A city struggles to find its identity
Charlottesville is still struggling with what happened there one year ago. As expected, the march against white supremacists and neo-Nazis quickly turned violent, culminating in street battles between right-wingers and counter-demonstrators. "We were afraid that would happen, and we warned the police," says Jalane Schmidt, an activist and professor at the University of Virginia.
She's standing in front of one of the city's best-known monuments: a statue of a rider on a horse. The rider is Robert E. Lee, commander of the Confederate States Army during the American Civil War. Last year the white supremacists instrumentalized local controversy about a plan to remove the statue and called for a rally. "A pretext," according to Schmidt. She says their aim, right from the start, was to provoke violence. Read more: White supremacy and neo-Nazis in the US - what you need to know
Monument versus memorial plaque
The statue is situated just a few streets away from the historic Court Square. Here, too, there is a memorial: a small plaque in the ground marking the place where slaves were auctioned 200 years ago. "This is it," says Jalane Schmidt. "And you would miss it; you would walk over it. Meanwhile, we see that there are these huge monuments for those who wanted to maintain slavery. It's not seen as important.” She believes that for too long the city has been reluctant to face reality. Even today, she says, many would prefer just to carry on as before and blame outsiders for the events of the previous year.
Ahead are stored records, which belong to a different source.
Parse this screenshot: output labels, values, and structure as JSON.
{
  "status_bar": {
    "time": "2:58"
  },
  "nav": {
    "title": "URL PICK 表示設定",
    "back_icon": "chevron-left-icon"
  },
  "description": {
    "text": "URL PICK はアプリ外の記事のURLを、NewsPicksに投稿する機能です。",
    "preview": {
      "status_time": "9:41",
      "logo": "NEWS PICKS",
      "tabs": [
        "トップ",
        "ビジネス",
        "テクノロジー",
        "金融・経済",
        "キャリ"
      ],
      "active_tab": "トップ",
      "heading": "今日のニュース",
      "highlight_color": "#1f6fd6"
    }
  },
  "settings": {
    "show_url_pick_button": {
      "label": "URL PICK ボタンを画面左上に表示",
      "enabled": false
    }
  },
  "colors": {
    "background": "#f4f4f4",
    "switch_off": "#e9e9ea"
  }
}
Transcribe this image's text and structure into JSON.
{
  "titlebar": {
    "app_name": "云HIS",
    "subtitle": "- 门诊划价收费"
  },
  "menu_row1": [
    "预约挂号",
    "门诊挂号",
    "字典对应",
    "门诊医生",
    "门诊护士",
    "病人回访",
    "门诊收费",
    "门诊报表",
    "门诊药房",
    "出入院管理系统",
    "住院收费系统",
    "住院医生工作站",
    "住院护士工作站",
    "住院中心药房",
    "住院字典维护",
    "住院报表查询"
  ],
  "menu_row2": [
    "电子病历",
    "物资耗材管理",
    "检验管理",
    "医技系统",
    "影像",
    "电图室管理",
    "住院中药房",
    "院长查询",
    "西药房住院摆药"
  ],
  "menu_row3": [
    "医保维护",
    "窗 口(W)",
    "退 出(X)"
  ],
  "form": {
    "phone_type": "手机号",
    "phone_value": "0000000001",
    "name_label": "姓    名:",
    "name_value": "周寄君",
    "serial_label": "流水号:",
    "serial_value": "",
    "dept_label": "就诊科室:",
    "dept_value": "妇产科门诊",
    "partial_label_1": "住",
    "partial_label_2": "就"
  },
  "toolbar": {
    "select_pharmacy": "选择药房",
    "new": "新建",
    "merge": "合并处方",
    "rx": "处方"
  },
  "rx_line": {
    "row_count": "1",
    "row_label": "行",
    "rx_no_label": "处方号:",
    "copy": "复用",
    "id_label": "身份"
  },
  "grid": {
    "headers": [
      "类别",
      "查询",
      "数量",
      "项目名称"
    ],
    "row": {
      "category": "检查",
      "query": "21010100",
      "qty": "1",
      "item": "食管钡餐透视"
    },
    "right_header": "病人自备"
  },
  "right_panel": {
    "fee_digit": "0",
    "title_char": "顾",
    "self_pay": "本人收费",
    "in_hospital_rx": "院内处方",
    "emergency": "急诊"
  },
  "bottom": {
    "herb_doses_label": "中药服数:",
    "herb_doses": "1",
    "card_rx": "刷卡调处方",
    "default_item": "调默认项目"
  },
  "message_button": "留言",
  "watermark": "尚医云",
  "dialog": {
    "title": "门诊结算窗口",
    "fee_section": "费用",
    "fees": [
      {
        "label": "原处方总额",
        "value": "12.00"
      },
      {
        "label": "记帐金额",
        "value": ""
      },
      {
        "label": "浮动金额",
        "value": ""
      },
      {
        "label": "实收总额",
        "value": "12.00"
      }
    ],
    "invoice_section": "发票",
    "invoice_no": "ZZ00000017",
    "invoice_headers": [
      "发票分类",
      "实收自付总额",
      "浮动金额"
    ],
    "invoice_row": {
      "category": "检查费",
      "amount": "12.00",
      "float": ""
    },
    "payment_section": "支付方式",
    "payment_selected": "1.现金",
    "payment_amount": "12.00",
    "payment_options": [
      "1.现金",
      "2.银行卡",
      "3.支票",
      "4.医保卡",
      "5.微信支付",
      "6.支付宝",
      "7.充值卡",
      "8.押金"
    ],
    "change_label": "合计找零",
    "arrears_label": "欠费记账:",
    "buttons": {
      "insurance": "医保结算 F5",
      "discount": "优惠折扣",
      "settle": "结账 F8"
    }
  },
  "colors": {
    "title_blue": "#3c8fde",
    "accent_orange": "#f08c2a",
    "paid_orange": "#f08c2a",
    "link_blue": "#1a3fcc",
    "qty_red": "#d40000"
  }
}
But the organizer of the white supremacist rally, Jason Kessler, is actually from Charlottesville. And Richard Spencer, an infamous representative of the right-wing extremist "alt-right" movement, studied in the city, at the University of Virginia. Professor Schmidt is convinced that the right-wingers were emboldened by President Trump, by his remarks and policies.
Too 'busy' to meet Trump
Susan Bro, Heather Heyer's mother, wants nothing to do with the American president either. She acknowledges that the White House tried to reach her family by phone shortly after her daughter's death. She missed the calls.
Is she angry that Trump did not unequivocally condemn the neo-Nazis and right-wing extremists for the violence in Charlottesville? "Would you be angry if someone says that Nazis were good people who had killed your child?" she replies. No, she does not plan to meet with the president. She's too busy, she says.
Successful strategy against right-wing extremists
Jalane Schmidt is busy, too. The activist is convinced that the protest and resistance white supremacists were confronted with in Charlottesville a year ago have had an effect. Similar protests against right-wing extremism followed in other parts of the United States, and it became increasingly difficult for the alt-right movement to find venues for their meetings and demonstrations.
"White supremacy is part of the every-day fabric of our political life, of our economic life, the way policing is conducted against black people," says Schmidt. "And so there are more discussions of this, even among especially white people, who were previously kind of very self-satisfied and thought that everything is fine."